The poisons we play with everyday From the paints in our homes to the discarded CFL tubes, the sources of toxic chemicals that pose a serious threat to our health and safety are omnipresent. Darryl D’Monte highlights why it is imperative for India to move faster and more determinedly in tackling this problem.
How non-compliance is condoned: A short story Evidence of violation of environment regulation by the Adani group in their Mundra Port and SEZ Ltd and the Waterfront Development Project have been found. Kanchi Kohli reports on why both the projects are still moving ahead.
Too many questions? Take away the right to ask! The Chhattisgarh government has nullified the community rights of a section of villagers under the Forest Rights Act, as it was being used by them to oppose mining in the region. But why are the local people up against mining? Shripad Dharmadhikary reports.
Easing building regulations: Where’s the groundwork? The recent amendment to the Coastal Regulation Zone (CRZ) Notification relaxes building norms for CRZ areas. There are certain necessary measures that should have preceded it, says Meenakshi Kapoor as she brings out the implications of the amendment.
Coal-based power plants: What is the government missing? The draft notification specifying emission standards for coal-based thermal power plants is a welcome first step towards regulation, but needs much greater attention to detail and further calibration, writes Debadityo Sinha.
The holes that make our coasts vulnerable From delayed reconstitutions of critical state and national level institutions to glaring loopholes in procedures, Meenakshi Kapoor identifies all that stands in the way of effective plans to manage conservation and sustainable coastal development.

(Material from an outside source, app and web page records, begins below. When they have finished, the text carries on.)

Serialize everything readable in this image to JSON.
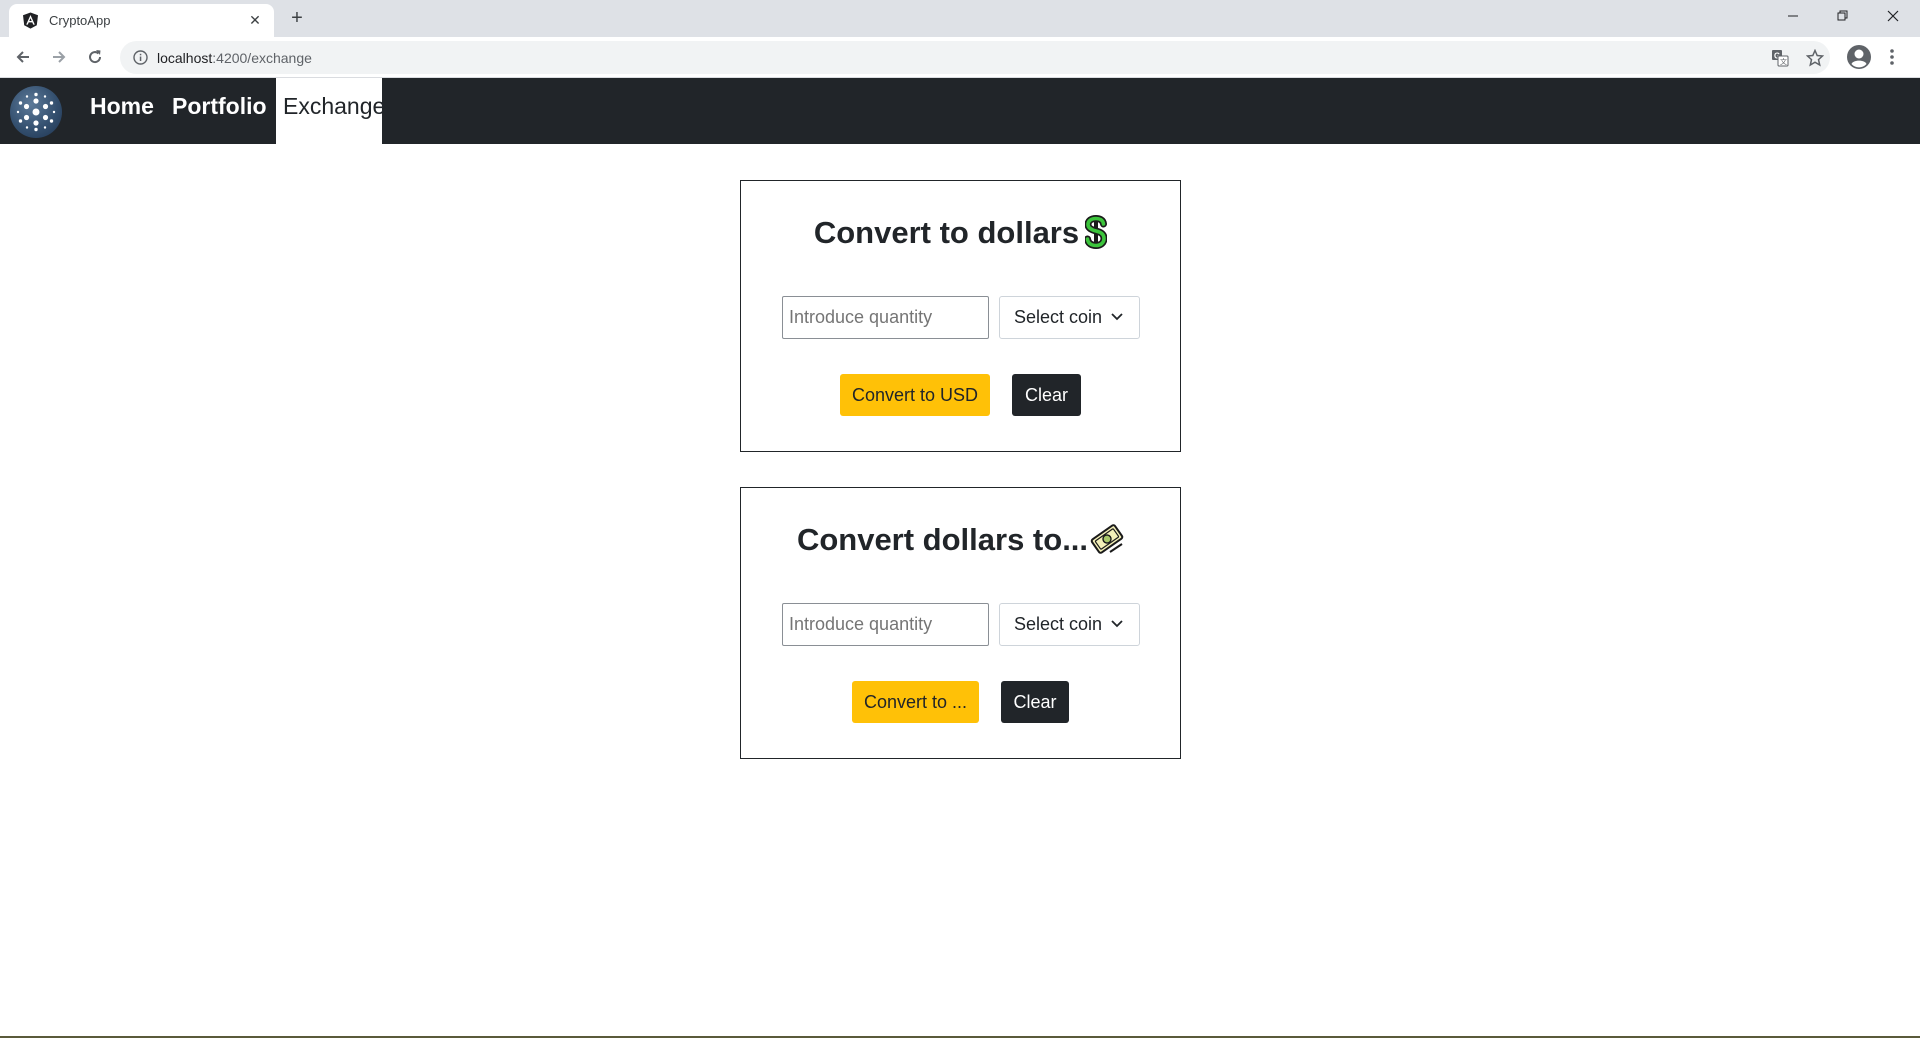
{
  "browser": {
    "tab_title": "CryptoApp",
    "new_tab_symbol": "+",
    "close_symbol": "✕",
    "url_host": "localhost",
    "url_path": ":4200/exchange"
  },
  "navbar": {
    "links": [
      {
        "label": "Home"
      },
      {
        "label": "Portfolio"
      },
      {
        "label": "Exchange"
      }
    ],
    "active": "Exchange"
  },
  "cards": [
    {
      "title": "Convert to dollars",
      "title_icon": "dollar-sign-icon",
      "quantity_placeholder": "Introduce quantity",
      "select_value": "Select coin",
      "primary_button": "Convert to USD",
      "secondary_button": "Clear"
    },
    {
      "title": "Convert dollars to...",
      "title_icon": "money-bill-icon",
      "quantity_placeholder": "Introduce quantity",
      "select_value": "Select coin",
      "primary_button": "Convert to ...",
      "secondary_button": "Clear"
    }
  ],
  "colors": {
    "navbar_bg": "#212529",
    "primary_button": "#ffc107",
    "secondary_button": "#212529"
  }
}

Ignoring the institutions that can save our coastal regions Effective District Level Coastal Committees, provided for by the CRZ notification of 2011, could have been the key link in ensuring legal environmental protection for coastal regions and communities. Manju Menon, Kanchi Kohli and Meenakshi Kapoor discuss how these have been continuously disregarded.
When people are merely roadblocks A series of recent executive orders, amendments to law and ministerial directives either seek to curtail avenues of public participation and consent over projects of critical impact, or do away with them altogether. Kanchi Kohli tracks the trend.

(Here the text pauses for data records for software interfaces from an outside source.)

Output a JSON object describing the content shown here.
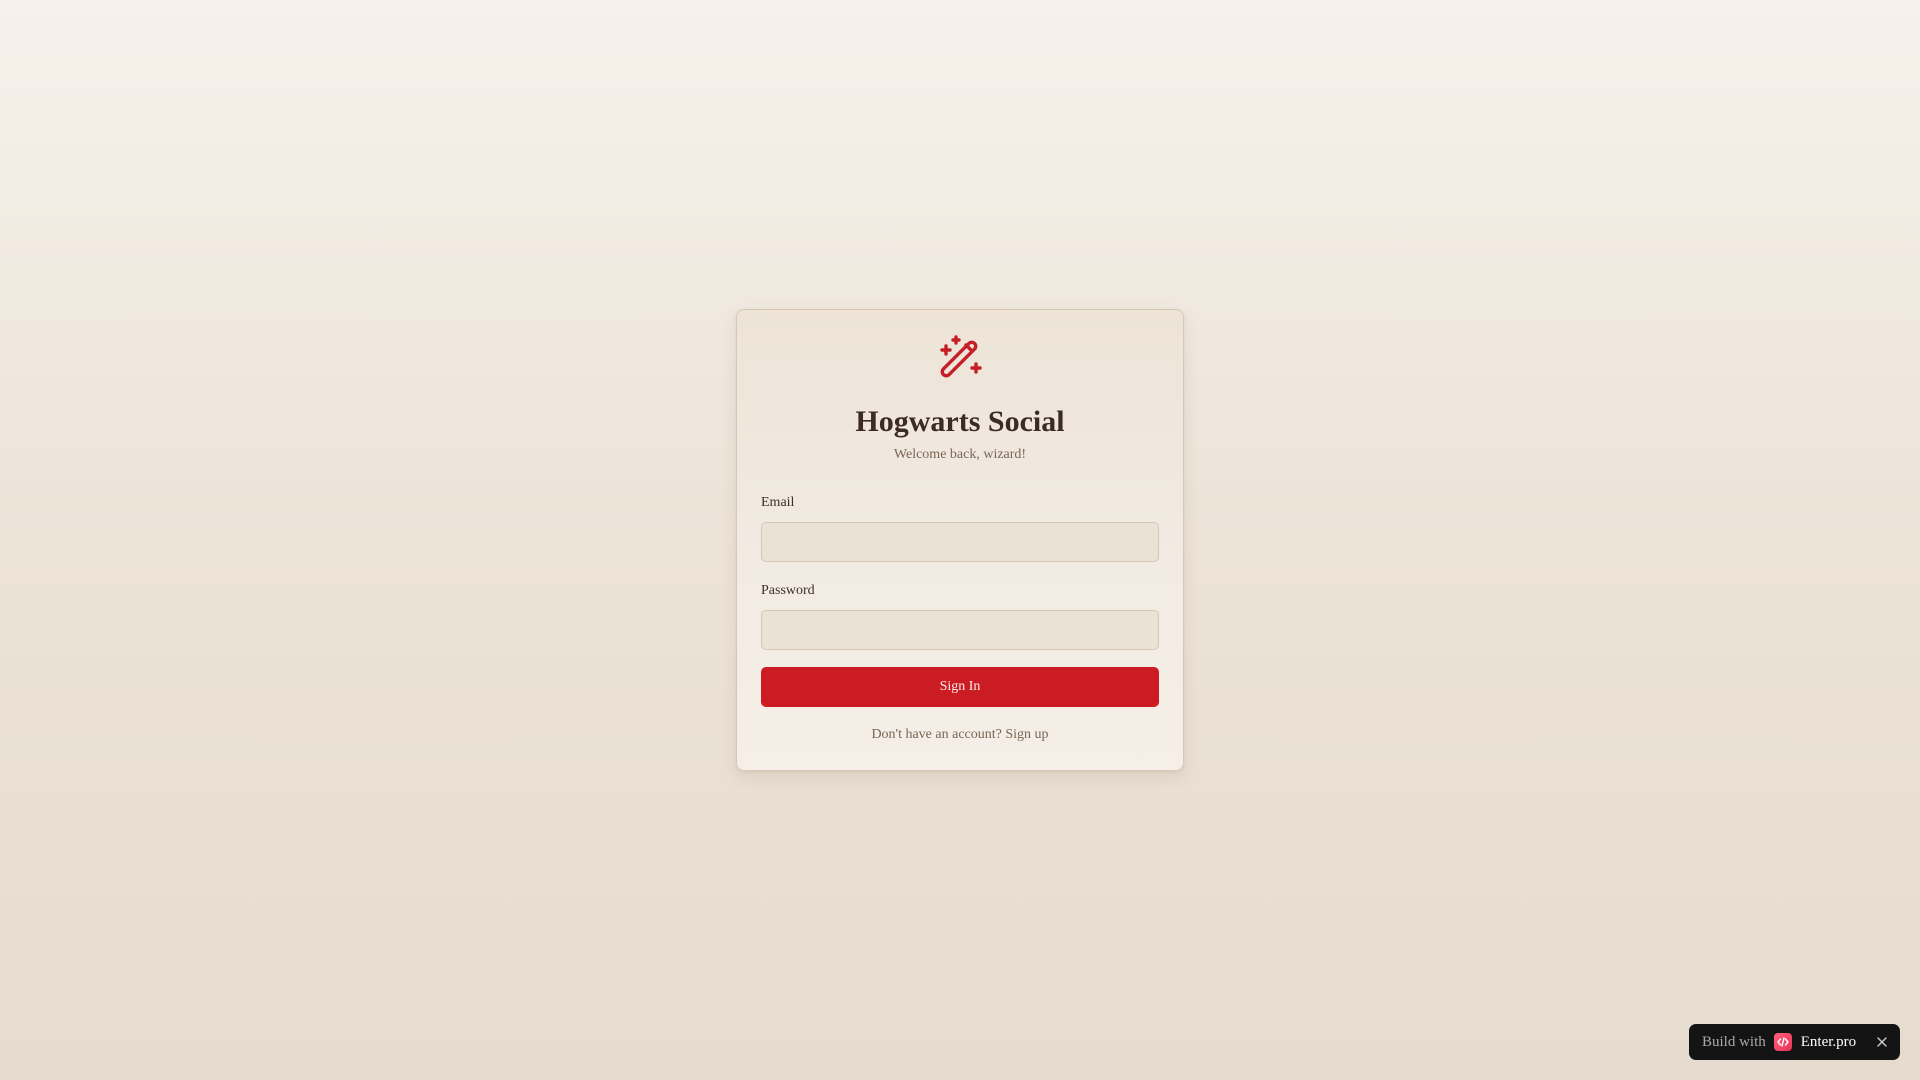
{
  "app": {
    "title": "Hogwarts Social",
    "subtitle": "Welcome back, wizard!",
    "logo_icon": "magic-wand-icon",
    "accent_color": "#cb1c23"
  },
  "form": {
    "email_label": "Email",
    "email_value": "",
    "email_placeholder": "",
    "password_label": "Password",
    "password_value": "",
    "password_placeholder": "",
    "submit_label": "Sign In"
  },
  "footer": {
    "prompt": "Don't have an account?",
    "link_label": "Sign up"
  },
  "badge": {
    "prefix": "Build with",
    "brand": "Enter.pro",
    "logo_icon": "code-brand-icon",
    "close_icon": "close-icon"
  }
}
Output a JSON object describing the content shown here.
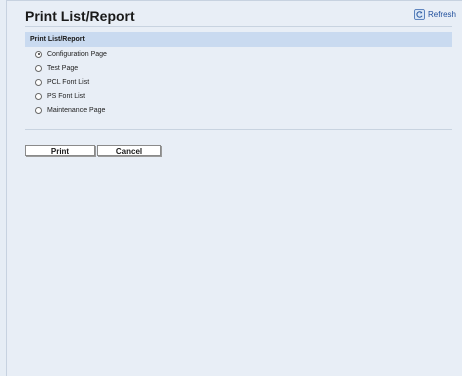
{
  "header": {
    "title": "Print List/Report",
    "refresh_label": "Refresh"
  },
  "section": {
    "title": "Print List/Report",
    "options": [
      {
        "label": "Configuration Page",
        "checked": true
      },
      {
        "label": "Test Page",
        "checked": false
      },
      {
        "label": "PCL Font List",
        "checked": false
      },
      {
        "label": "PS Font List",
        "checked": false
      },
      {
        "label": "Maintenance Page",
        "checked": false
      }
    ]
  },
  "actions": {
    "print_label": "Print",
    "cancel_label": "Cancel"
  },
  "icons": {
    "refresh": "refresh-icon"
  },
  "colors": {
    "background": "#e8eef6",
    "section_header": "#c9daf0",
    "link": "#1f4e9c"
  }
}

Missing the woods and the trees Ever since the report of the Subramanian Committee, set up to review and amend key environmental legislation, was leaked, several questions have been raised regarding its real implications for the environment. Darryl D’Monte explains some of the most critical concerns.

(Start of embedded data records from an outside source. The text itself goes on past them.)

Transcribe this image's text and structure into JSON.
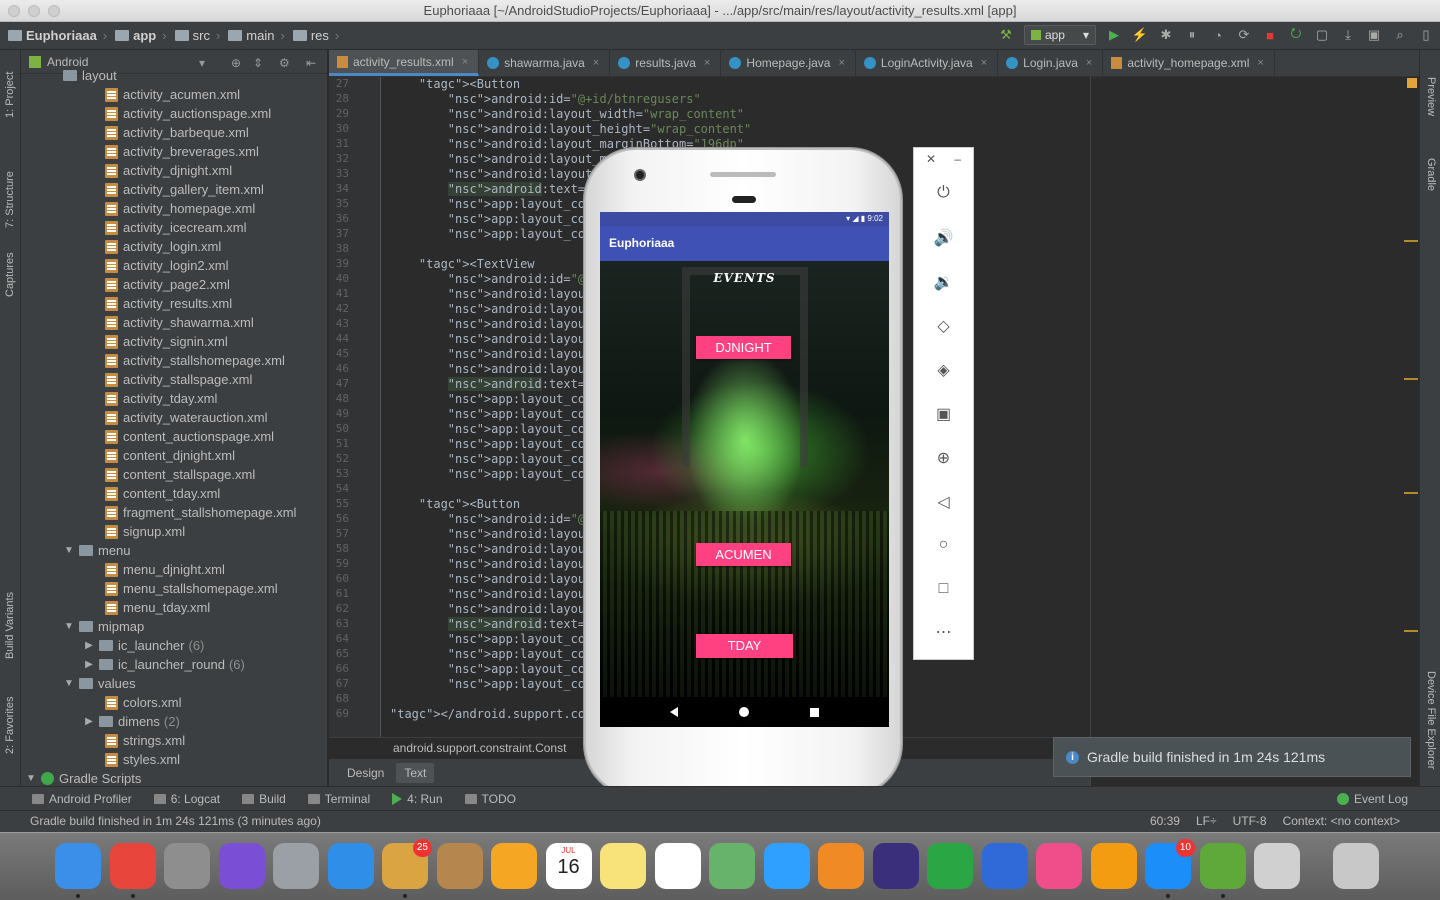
{
  "window": {
    "title": "Euphoriaaa [~/AndroidStudioProjects/Euphoriaaa] - .../app/src/main/res/layout/activity_results.xml [app]"
  },
  "navbar": {
    "crumbs": [
      "Euphoriaaa",
      "app",
      "src",
      "main",
      "res"
    ],
    "run_config": "app"
  },
  "project_panel": {
    "view_mode": "Android",
    "tree": [
      {
        "label": "layout",
        "type": "dir",
        "depth": 1
      },
      {
        "label": "activity_acumen.xml",
        "type": "xml",
        "depth": 2
      },
      {
        "label": "activity_auctionspage.xml",
        "type": "xml",
        "depth": 2
      },
      {
        "label": "activity_barbeque.xml",
        "type": "xml",
        "depth": 2
      },
      {
        "label": "activity_breverages.xml",
        "type": "xml",
        "depth": 2
      },
      {
        "label": "activity_djnight.xml",
        "type": "xml",
        "depth": 2
      },
      {
        "label": "activity_gallery_item.xml",
        "type": "xml",
        "depth": 2
      },
      {
        "label": "activity_homepage.xml",
        "type": "xml",
        "depth": 2
      },
      {
        "label": "activity_icecream.xml",
        "type": "xml",
        "depth": 2
      },
      {
        "label": "activity_login.xml",
        "type": "xml",
        "depth": 2
      },
      {
        "label": "activity_login2.xml",
        "type": "xml",
        "depth": 2
      },
      {
        "label": "activity_page2.xml",
        "type": "xml",
        "depth": 2
      },
      {
        "label": "activity_results.xml",
        "type": "xml",
        "depth": 2
      },
      {
        "label": "activity_shawarma.xml",
        "type": "xml",
        "depth": 2
      },
      {
        "label": "activity_signin.xml",
        "type": "xml",
        "depth": 2
      },
      {
        "label": "activity_stallshomepage.xml",
        "type": "xml",
        "depth": 2
      },
      {
        "label": "activity_stallspage.xml",
        "type": "xml",
        "depth": 2
      },
      {
        "label": "activity_tday.xml",
        "type": "xml",
        "depth": 2
      },
      {
        "label": "activity_waterauction.xml",
        "type": "xml",
        "depth": 2
      },
      {
        "label": "content_auctionspage.xml",
        "type": "xml",
        "depth": 2
      },
      {
        "label": "content_djnight.xml",
        "type": "xml",
        "depth": 2
      },
      {
        "label": "content_stallspage.xml",
        "type": "xml",
        "depth": 2
      },
      {
        "label": "content_tday.xml",
        "type": "xml",
        "depth": 2
      },
      {
        "label": "fragment_stallshomepage.xml",
        "type": "xml",
        "depth": 2
      },
      {
        "label": "signup.xml",
        "type": "xml",
        "depth": 2
      },
      {
        "label": "menu",
        "type": "dir",
        "depth": 1,
        "arrow": "▼"
      },
      {
        "label": "menu_djnight.xml",
        "type": "xml",
        "depth": 2
      },
      {
        "label": "menu_stallshomepage.xml",
        "type": "xml",
        "depth": 2
      },
      {
        "label": "menu_tday.xml",
        "type": "xml",
        "depth": 2
      },
      {
        "label": "mipmap",
        "type": "dir",
        "depth": 1,
        "arrow": "▼"
      },
      {
        "label": "ic_launcher",
        "type": "dir",
        "depth": 2,
        "arrow": "▶",
        "count": "(6)"
      },
      {
        "label": "ic_launcher_round",
        "type": "dir",
        "depth": 2,
        "arrow": "▶",
        "count": "(6)"
      },
      {
        "label": "values",
        "type": "dir",
        "depth": 1,
        "arrow": "▼"
      },
      {
        "label": "colors.xml",
        "type": "xml",
        "depth": 2
      },
      {
        "label": "dimens",
        "type": "dir",
        "depth": 2,
        "arrow": "▶",
        "count": "(2)"
      },
      {
        "label": "strings.xml",
        "type": "xml",
        "depth": 2
      },
      {
        "label": "styles.xml",
        "type": "xml",
        "depth": 2
      },
      {
        "label": "Gradle Scripts",
        "type": "gradle",
        "depth": 0,
        "arrow": "▼"
      }
    ]
  },
  "left_tool_tabs": [
    "1: Project",
    "7: Structure",
    "Captures",
    "Build Variants",
    "2: Favorites"
  ],
  "right_tool_tabs": [
    "Preview",
    "Gradle",
    "Device File Explorer"
  ],
  "editor_tabs": [
    {
      "label": "activity_results.xml",
      "kind": "xml",
      "active": true
    },
    {
      "label": "shawarma.java",
      "kind": "java"
    },
    {
      "label": "results.java",
      "kind": "java"
    },
    {
      "label": "Homepage.java",
      "kind": "java"
    },
    {
      "label": "LoginActivity.java",
      "kind": "java"
    },
    {
      "label": "Login.java",
      "kind": "java"
    },
    {
      "label": "activity_homepage.xml",
      "kind": "xml"
    }
  ],
  "code_lines": [
    {
      "n": "27",
      "text": "    <Button"
    },
    {
      "n": "28",
      "text": "        android:id=\"@+id/btnregusers\""
    },
    {
      "n": "29",
      "text": "        android:layout_width=\"wrap_content\""
    },
    {
      "n": "30",
      "text": "        android:layout_height=\"wrap_content\""
    },
    {
      "n": "31",
      "text": "        android:layout_marginBottom=\"196dp\""
    },
    {
      "n": "32",
      "text": "        android:layout_marginEn"
    },
    {
      "n": "33",
      "text": "        android:layout_margin"
    },
    {
      "n": "34",
      "text": "        android:text=\"Get re",
      "hl": true
    },
    {
      "n": "35",
      "text": "        app:layout_constrai"
    },
    {
      "n": "36",
      "text": "        app:layout_constrai"
    },
    {
      "n": "37",
      "text": "        app:layout_constrai"
    },
    {
      "n": "38",
      "text": ""
    },
    {
      "n": "39",
      "text": "    <TextView"
    },
    {
      "n": "40",
      "text": "        android:id=\"@+id/res"
    },
    {
      "n": "41",
      "text": "        android:layout_width"
    },
    {
      "n": "42",
      "text": "        android:layout_heigh"
    },
    {
      "n": "43",
      "text": "        android:layout_margi"
    },
    {
      "n": "44",
      "text": "        android:layout_margi"
    },
    {
      "n": "45",
      "text": "        android:layout_margi"
    },
    {
      "n": "46",
      "text": "        android:layout_margi"
    },
    {
      "n": "47",
      "text": "        android:text=\"Pranay",
      "hl": true
    },
    {
      "n": "48",
      "text": "        app:layout_constrai"
    },
    {
      "n": "49",
      "text": "        app:layout_constrai"
    },
    {
      "n": "50",
      "text": "        app:layout_constrai"
    },
    {
      "n": "51",
      "text": "        app:layout_constrai"
    },
    {
      "n": "52",
      "text": "        app:layout_constrai"
    },
    {
      "n": "53",
      "text": "        app:layout_constrai"
    },
    {
      "n": "54",
      "text": ""
    },
    {
      "n": "55",
      "text": "    <Button"
    },
    {
      "n": "56",
      "text": "        android:id=\"@+id/bac"
    },
    {
      "n": "57",
      "text": "        android:layout_width"
    },
    {
      "n": "58",
      "text": "        android:layout_heigh"
    },
    {
      "n": "59",
      "text": "        android:layout_margi"
    },
    {
      "n": "60",
      "text": "        android:layout_margi"
    },
    {
      "n": "61",
      "text": "        android:layout_margi"
    },
    {
      "n": "62",
      "text": "        android:layout_margi"
    },
    {
      "n": "63",
      "text": "        android:text=\"Go bac",
      "hl": true
    },
    {
      "n": "64",
      "text": "        app:layout_constrai"
    },
    {
      "n": "65",
      "text": "        app:layout_constrai"
    },
    {
      "n": "66",
      "text": "        app:layout_constrai"
    },
    {
      "n": "67",
      "text": "        app:layout_constrai"
    },
    {
      "n": "68",
      "text": ""
    },
    {
      "n": "69",
      "text": "</android.support.constraint"
    }
  ],
  "editor_breadcrumb": "android.support.constraint.Const",
  "design_tabs": {
    "design": "Design",
    "text": "Text"
  },
  "emulator": {
    "status_time": "9:02",
    "app_title": "Euphoriaaa",
    "screen_heading": "EVENTS",
    "buttons": [
      "DJNIGHT",
      "ACUMEN",
      "TDAY"
    ],
    "accent": "#ff4081",
    "primary": "#3f51b5"
  },
  "emulator_controls": [
    "close-icon",
    "minimize-icon",
    "power-icon",
    "volume-up-icon",
    "volume-down-icon",
    "rotate-left-icon",
    "rotate-right-icon",
    "camera-icon",
    "zoom-icon",
    "back-icon",
    "home-icon",
    "overview-icon",
    "more-icon"
  ],
  "notification": {
    "text": "Gradle build finished in 1m 24s 121ms"
  },
  "bottom_tools": [
    {
      "label": "Android Profiler"
    },
    {
      "label": "6: Logcat"
    },
    {
      "label": "Build"
    },
    {
      "label": "Terminal"
    },
    {
      "label": "4: Run"
    },
    {
      "label": "TODO"
    }
  ],
  "event_log": "Event Log",
  "statusbar": {
    "message": "Gradle build finished in 1m 24s 121ms (3 minutes ago)",
    "position": "60:39",
    "line_sep": "LF÷",
    "encoding": "UTF-8",
    "context": "Context: <no context>"
  },
  "dock": {
    "apps": [
      "Finder",
      "Chrome",
      "System Preferences",
      "Siri",
      "Launchpad",
      "Safari",
      "Mail",
      "Contacts",
      "Photos",
      "Calendar",
      "Notes",
      "Reminders",
      "Maps",
      "Messages",
      "Pages",
      "Eclipse",
      "Numbers",
      "Keynote",
      "iTunes",
      "iBooks",
      "App Store",
      "Android Studio",
      "Genymotion",
      "Trash"
    ],
    "mail_badge": "25",
    "appstore_badge": "10",
    "calendar_month": "JUL",
    "calendar_day": "16"
  }
}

A continuous struggle between ‘power’ and the people In yet another contested environmental approval decision, a 300-MW power plant in Gujarat has been granted changes in technology, relaxing certain original conditions, without any public consultation. Kanchi Kohli reports on the grievances of the local people.
Finding the right reasons for reform The High Level Committee constituted to review key environmental laws has apparently focussed on a wide range of issues and mechanisms; however, as long as the focus in on speed, and not environmental outcomes, the reform process may be futile, writes Manju Menon and Kanchi Kohli.